PROBLEM TO SOLVE:
Without changing a character, return the entries, but not the images they hold.

══ GIVEN DATA ══

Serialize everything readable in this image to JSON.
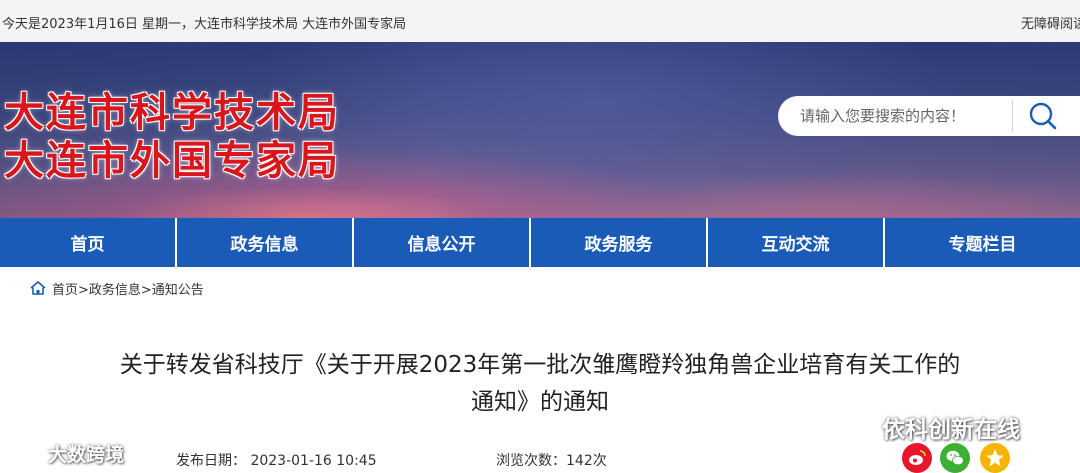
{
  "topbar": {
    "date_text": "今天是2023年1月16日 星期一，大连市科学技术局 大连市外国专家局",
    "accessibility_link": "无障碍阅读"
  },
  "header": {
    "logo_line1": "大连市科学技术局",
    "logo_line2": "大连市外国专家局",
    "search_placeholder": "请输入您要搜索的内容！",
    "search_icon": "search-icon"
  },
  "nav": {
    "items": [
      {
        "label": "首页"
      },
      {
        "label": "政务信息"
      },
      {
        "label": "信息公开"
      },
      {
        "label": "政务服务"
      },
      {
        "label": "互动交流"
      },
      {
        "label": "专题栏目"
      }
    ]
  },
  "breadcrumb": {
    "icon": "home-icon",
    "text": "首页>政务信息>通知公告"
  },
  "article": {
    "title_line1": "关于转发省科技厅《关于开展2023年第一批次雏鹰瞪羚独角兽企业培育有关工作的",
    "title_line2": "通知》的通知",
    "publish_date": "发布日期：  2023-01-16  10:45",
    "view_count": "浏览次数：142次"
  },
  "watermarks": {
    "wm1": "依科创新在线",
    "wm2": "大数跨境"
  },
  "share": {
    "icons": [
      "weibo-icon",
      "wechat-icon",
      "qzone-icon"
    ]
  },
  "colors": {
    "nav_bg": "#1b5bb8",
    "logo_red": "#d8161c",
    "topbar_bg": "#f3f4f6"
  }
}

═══

ANSWER SECTION:
Serialize everything readable in this image to JSON.
{
  "topbar": {
    "date_text": "今天是2023年1月16日 星期一，大连市科学技术局 大连市外国专家局",
    "accessibility_link": "无障碍阅读"
  },
  "header": {
    "logo_line1": "大连市科学技术局",
    "logo_line2": "大连市外国专家局",
    "search_placeholder": "请输入您要搜索的内容！",
    "search_icon": "search-icon"
  },
  "nav": {
    "items": [
      {
        "label": "首页"
      },
      {
        "label": "政务信息"
      },
      {
        "label": "信息公开"
      },
      {
        "label": "政务服务"
      },
      {
        "label": "互动交流"
      },
      {
        "label": "专题栏目"
      }
    ]
  },
  "breadcrumb": {
    "icon": "home-icon",
    "text": "首页>政务信息>通知公告"
  },
  "article": {
    "title_line1": "关于转发省科技厅《关于开展2023年第一批次雏鹰瞪羚独角兽企业培育有关工作的",
    "title_line2": "通知》的通知",
    "publish_date": "发布日期：  2023-01-16  10:45",
    "view_count": "浏览次数：142次"
  },
  "watermarks": {
    "wm1": "依科创新在线",
    "wm2": "大数跨境"
  },
  "share": {
    "icons": [
      "weibo-icon",
      "wechat-icon",
      "qzone-icon"
    ]
  },
  "colors": {
    "nav_bg": "#1b5bb8",
    "logo_red": "#d8161c",
    "topbar_bg": "#f3f4f6"
  }
}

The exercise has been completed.